───── SOURCE INFORMATION ─────
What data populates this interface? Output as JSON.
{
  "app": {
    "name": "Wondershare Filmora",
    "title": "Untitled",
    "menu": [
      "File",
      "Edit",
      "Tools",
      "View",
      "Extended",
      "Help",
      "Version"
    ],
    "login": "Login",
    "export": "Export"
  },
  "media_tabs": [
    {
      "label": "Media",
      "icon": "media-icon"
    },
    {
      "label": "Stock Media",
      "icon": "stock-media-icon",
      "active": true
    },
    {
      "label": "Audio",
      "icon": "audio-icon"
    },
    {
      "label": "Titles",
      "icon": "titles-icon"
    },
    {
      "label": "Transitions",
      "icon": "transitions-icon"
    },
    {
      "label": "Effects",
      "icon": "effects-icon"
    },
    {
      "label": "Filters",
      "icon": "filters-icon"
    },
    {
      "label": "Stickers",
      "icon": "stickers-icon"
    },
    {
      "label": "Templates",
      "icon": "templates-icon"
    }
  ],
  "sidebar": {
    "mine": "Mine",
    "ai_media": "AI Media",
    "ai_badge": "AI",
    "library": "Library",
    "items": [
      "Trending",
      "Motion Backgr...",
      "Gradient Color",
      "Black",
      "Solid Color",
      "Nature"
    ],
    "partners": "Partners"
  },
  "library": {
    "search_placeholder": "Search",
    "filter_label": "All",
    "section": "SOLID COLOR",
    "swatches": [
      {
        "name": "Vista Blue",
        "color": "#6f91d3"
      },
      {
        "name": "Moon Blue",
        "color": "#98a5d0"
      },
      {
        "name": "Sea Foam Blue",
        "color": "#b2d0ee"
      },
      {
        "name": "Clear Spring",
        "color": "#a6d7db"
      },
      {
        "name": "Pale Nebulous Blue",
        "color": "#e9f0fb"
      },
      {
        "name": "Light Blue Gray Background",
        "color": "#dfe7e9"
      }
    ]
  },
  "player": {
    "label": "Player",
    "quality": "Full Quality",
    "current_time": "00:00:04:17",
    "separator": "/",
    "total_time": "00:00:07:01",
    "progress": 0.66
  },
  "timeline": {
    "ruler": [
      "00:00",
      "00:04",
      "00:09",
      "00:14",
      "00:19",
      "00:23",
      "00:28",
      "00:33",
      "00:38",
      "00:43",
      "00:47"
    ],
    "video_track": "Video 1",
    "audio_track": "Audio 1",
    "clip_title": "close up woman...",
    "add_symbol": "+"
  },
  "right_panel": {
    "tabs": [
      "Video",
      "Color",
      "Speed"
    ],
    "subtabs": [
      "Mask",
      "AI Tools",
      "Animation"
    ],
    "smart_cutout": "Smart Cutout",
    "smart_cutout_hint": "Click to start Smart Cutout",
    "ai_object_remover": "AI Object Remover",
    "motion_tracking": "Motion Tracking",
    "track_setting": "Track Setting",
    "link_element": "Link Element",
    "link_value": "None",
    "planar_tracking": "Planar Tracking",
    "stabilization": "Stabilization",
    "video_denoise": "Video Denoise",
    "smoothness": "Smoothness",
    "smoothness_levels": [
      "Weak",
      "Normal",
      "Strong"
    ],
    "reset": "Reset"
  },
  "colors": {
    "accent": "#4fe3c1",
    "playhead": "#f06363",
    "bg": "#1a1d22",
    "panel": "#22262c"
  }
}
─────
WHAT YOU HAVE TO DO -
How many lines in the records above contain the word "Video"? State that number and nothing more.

RESULT FOR THIS EXERCISE -
3